Search the records for the word "number" and copy every line in which it occurs.

○ ○ ○ ○ ○ ○ ○

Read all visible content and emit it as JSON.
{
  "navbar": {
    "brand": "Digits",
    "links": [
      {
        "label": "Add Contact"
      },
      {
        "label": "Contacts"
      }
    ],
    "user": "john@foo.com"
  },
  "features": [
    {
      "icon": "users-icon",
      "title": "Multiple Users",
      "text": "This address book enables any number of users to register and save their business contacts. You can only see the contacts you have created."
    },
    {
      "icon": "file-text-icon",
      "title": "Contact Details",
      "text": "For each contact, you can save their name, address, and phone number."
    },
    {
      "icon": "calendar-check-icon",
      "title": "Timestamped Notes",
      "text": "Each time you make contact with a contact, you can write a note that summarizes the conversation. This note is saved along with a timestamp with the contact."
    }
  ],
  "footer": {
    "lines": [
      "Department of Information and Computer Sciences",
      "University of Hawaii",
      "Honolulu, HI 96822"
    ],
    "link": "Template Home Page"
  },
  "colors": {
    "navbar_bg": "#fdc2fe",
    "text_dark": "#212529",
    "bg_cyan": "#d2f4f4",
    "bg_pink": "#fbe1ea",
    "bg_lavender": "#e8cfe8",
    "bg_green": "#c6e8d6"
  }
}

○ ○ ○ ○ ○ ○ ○

Result below:
      "text": "This address book enables any number of users to register and save their business contacts. You can only see the contacts you have created."
      "text": "For each contact, you can save their name, address, and phone number."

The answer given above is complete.